And, accompanied by members of the Royal British Legion, they’ll be visiting the resting places of three former Clapton Orient footballers who made the ultimate sacrifice on the Somme back in 1916.
During World War One professional sport, particularly football, was very much frowned upon. So the FA and the War Office decided to get the public on their side by forming a 'Footballers' Battalion. One of the many 'Pal's Battalions' formed at the time, it would eventually become officially known as the 17th Middlesex Regiment.
Clapton Orient Chairman, Captain Henry Wells-Holland, who had wanted since the outbreak of WW1 to form a platoon made up entirely of Clapton Orient footballers and staff, assisted the FA with their plans. A meeting was held at Fulham Town Hall on December 16, 1914 for all footballers interested – and ten Clapton Orient players signed up. In the weeks and months which followed, more and more players enlisted into the 17th Middlesex.
So the O's were the first Football League Club to enlist en masse, and some forty one players and staff from Clapton Orient saw active service during World War One.
Three lost their lives - Company Sergeant Major Richard McFadden MM F/162 October 23 1916 (68 goals in 142 O's games, Private William Jonas (July 27, 1916) 23 Goals in 74 O's games and Private George Scott ( August 16, 1916), 34 Goals in 213 O's games.
Sergeant Major McFadden was something of a hero. Before he joined up, he’d already saved the lives of both a man trapped in a burning building, and a small boy who was drowning in the river Lea. Whilst on the front line in France, McFadden frequently went out into no-mans land to bring back wounded colleagues, and was awarded the Military Medal for his bravery.

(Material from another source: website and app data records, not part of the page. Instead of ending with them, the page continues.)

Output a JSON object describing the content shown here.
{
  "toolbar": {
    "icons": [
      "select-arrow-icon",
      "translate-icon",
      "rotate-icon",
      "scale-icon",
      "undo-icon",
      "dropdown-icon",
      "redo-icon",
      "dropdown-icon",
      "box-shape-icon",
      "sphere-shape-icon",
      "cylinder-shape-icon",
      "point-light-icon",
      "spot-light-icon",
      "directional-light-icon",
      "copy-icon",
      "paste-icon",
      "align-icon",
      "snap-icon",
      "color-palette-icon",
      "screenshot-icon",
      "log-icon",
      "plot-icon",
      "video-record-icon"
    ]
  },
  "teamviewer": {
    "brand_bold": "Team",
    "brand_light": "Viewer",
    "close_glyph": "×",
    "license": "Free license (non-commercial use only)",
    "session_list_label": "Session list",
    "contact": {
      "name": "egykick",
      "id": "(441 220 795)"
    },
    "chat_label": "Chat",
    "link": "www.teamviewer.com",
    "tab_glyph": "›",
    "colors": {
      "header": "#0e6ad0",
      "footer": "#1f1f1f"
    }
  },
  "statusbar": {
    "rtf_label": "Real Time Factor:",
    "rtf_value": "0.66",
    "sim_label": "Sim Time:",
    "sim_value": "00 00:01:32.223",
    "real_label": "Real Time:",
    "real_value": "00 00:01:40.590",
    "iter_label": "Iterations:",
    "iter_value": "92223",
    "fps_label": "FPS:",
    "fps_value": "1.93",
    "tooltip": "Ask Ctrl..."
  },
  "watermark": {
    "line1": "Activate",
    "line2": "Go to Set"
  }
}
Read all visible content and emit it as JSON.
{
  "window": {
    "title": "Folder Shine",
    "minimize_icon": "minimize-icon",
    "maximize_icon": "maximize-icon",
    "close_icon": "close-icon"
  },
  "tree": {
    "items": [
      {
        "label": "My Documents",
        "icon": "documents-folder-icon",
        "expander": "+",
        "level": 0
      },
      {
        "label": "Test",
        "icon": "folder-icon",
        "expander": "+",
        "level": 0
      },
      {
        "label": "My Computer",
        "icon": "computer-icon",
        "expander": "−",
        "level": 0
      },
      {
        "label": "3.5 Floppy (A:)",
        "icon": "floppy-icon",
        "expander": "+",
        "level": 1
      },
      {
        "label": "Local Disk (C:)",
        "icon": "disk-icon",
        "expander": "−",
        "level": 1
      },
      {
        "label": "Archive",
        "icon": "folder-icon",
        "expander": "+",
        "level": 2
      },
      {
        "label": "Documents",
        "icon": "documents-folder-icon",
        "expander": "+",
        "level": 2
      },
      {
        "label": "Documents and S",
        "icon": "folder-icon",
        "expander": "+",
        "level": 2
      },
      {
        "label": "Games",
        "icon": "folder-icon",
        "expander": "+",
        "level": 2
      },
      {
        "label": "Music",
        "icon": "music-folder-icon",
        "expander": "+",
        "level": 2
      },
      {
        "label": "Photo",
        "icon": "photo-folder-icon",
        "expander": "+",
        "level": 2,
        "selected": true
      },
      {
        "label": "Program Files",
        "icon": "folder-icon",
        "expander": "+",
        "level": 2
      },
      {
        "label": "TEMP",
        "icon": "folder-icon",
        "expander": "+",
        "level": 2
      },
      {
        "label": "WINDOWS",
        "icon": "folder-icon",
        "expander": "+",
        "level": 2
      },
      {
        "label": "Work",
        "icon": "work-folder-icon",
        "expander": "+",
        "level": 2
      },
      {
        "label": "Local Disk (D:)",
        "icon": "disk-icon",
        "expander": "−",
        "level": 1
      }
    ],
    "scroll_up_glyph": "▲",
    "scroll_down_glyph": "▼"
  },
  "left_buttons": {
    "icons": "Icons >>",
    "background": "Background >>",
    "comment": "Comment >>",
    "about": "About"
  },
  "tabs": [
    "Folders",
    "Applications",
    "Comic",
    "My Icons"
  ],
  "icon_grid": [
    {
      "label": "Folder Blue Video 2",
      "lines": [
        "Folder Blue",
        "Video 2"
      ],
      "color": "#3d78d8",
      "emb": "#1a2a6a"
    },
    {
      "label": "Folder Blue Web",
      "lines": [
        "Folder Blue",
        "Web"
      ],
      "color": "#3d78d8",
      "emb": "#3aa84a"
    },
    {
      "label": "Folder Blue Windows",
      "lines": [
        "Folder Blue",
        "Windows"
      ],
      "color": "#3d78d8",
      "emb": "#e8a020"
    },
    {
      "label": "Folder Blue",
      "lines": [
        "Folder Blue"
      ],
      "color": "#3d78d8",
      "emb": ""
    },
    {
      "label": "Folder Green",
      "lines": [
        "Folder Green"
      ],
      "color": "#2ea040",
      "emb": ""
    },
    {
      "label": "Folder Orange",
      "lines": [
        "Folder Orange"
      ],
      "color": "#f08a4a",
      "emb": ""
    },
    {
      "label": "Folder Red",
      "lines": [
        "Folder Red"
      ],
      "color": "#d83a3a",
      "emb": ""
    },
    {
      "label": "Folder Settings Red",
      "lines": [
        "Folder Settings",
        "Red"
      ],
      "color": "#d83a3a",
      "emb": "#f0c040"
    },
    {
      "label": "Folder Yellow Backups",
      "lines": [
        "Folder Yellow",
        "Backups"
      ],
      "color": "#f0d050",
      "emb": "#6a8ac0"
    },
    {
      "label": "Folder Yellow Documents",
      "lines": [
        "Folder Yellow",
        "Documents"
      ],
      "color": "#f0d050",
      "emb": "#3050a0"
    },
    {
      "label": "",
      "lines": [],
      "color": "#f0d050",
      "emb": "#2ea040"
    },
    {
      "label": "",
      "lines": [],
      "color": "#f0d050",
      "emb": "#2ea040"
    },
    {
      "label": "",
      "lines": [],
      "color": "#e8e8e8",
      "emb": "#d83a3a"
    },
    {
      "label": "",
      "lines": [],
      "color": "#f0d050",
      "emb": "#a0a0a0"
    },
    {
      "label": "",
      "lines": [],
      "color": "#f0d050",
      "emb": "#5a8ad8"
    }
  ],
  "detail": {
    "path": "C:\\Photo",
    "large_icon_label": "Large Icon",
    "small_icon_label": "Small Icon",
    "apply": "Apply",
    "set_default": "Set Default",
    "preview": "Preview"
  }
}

Leyton Orient Deputy Chairman Steve Jenkins, who has written a book entitled They Took The Lead about Clapton Orient's major contribution to the Footballers' Battalion during the Great War, said: “Leyton Orient Football Club is very proud of its service in the Great War and continues to remember the O's who fell. Sadly, the Orient have been even more closely connected with military loss much more recently, too, with the sad loss of Private Robert Foster, who lost his life in Afganistan in late Summer 2007. Robert was a former steward at the Orient, while his father is chief fire safety officer at the Matchroom Stadium.